Exercise description » Every line of the following records that includes "Spis" should be copied.

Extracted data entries
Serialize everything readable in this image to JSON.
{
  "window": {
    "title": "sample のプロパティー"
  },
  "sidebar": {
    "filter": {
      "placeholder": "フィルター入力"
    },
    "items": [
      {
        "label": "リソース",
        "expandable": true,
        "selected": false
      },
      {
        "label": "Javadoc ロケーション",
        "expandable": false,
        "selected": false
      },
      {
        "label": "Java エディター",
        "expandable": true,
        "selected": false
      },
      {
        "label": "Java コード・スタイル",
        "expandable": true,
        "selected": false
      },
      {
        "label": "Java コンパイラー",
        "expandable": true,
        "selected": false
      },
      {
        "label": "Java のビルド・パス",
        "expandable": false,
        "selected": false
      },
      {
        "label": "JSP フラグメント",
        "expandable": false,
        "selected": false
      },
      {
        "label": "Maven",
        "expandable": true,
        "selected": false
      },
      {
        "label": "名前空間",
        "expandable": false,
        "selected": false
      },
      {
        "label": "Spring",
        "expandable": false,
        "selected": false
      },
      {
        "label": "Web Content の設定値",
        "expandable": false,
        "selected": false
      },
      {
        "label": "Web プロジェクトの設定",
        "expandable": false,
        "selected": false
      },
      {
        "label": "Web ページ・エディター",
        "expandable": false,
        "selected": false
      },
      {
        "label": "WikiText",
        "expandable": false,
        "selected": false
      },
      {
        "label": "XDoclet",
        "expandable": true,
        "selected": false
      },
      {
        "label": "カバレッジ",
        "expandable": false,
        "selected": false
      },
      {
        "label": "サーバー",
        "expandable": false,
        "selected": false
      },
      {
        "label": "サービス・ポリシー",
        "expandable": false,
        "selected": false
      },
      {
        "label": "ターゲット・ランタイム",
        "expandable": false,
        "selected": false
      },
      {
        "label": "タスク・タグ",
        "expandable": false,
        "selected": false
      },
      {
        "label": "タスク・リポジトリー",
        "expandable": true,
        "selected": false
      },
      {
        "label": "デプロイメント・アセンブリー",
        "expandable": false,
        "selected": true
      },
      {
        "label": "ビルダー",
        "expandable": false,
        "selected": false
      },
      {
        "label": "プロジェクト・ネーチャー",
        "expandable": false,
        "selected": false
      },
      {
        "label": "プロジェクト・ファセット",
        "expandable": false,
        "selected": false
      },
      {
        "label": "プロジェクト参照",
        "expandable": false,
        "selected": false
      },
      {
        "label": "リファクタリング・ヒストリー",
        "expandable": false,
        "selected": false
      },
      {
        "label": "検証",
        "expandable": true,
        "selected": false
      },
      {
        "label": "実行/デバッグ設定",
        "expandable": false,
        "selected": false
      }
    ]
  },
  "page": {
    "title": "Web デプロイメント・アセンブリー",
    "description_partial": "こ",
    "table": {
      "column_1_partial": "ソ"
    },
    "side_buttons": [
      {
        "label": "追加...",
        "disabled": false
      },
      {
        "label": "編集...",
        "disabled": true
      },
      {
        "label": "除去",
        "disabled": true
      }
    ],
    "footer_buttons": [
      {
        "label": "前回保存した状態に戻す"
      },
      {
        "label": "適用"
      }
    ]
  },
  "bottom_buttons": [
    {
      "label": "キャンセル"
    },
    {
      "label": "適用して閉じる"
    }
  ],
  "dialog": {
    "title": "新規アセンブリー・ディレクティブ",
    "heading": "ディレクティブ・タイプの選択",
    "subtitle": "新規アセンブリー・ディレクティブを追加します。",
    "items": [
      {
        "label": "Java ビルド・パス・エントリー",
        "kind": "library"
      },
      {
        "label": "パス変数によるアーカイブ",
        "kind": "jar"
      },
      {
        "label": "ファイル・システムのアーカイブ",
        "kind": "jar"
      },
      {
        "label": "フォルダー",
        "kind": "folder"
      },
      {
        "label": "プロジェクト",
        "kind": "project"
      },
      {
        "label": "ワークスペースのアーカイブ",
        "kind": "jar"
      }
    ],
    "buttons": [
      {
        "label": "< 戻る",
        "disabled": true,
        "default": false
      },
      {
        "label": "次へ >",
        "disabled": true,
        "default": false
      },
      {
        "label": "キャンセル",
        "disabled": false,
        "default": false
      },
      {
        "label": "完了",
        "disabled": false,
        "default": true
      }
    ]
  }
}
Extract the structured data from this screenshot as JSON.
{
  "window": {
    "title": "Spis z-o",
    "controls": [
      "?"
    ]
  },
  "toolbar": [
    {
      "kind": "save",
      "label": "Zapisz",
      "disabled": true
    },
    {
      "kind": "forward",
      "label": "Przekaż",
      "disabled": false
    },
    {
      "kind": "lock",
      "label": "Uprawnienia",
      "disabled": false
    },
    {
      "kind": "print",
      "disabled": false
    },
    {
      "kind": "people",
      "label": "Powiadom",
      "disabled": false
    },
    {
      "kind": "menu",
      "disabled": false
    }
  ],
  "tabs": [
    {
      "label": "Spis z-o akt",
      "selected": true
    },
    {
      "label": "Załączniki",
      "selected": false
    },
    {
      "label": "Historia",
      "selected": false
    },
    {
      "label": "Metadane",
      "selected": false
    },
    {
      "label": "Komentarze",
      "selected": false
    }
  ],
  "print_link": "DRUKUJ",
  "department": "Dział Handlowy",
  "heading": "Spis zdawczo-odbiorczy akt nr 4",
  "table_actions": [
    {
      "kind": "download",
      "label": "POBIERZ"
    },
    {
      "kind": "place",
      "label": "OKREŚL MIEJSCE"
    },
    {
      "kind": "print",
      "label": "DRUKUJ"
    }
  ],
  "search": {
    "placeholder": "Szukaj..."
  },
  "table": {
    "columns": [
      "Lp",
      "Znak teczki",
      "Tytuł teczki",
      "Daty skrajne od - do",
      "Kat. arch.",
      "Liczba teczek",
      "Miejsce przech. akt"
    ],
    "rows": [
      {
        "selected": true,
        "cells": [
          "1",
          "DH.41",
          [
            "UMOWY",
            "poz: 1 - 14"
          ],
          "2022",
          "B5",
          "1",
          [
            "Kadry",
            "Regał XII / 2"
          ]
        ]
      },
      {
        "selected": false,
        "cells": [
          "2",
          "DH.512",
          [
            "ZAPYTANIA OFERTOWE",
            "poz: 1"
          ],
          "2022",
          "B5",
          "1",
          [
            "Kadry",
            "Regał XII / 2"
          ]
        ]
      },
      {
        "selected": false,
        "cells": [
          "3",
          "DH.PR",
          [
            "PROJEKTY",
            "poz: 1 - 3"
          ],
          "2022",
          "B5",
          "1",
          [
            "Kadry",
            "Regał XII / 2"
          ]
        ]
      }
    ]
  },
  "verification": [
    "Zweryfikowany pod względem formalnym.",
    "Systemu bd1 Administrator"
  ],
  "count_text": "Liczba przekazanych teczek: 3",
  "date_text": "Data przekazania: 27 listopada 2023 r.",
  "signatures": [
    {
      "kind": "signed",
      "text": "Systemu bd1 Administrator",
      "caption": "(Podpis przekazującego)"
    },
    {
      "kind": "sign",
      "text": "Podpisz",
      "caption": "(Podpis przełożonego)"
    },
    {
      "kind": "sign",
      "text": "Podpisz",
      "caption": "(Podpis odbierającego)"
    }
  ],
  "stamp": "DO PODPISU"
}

Task result »
    "title": "Spis z-o",
      "label": "Spis z-o akt",
  "heading": "Spis zdawczo-odbiorczy akt nr 4",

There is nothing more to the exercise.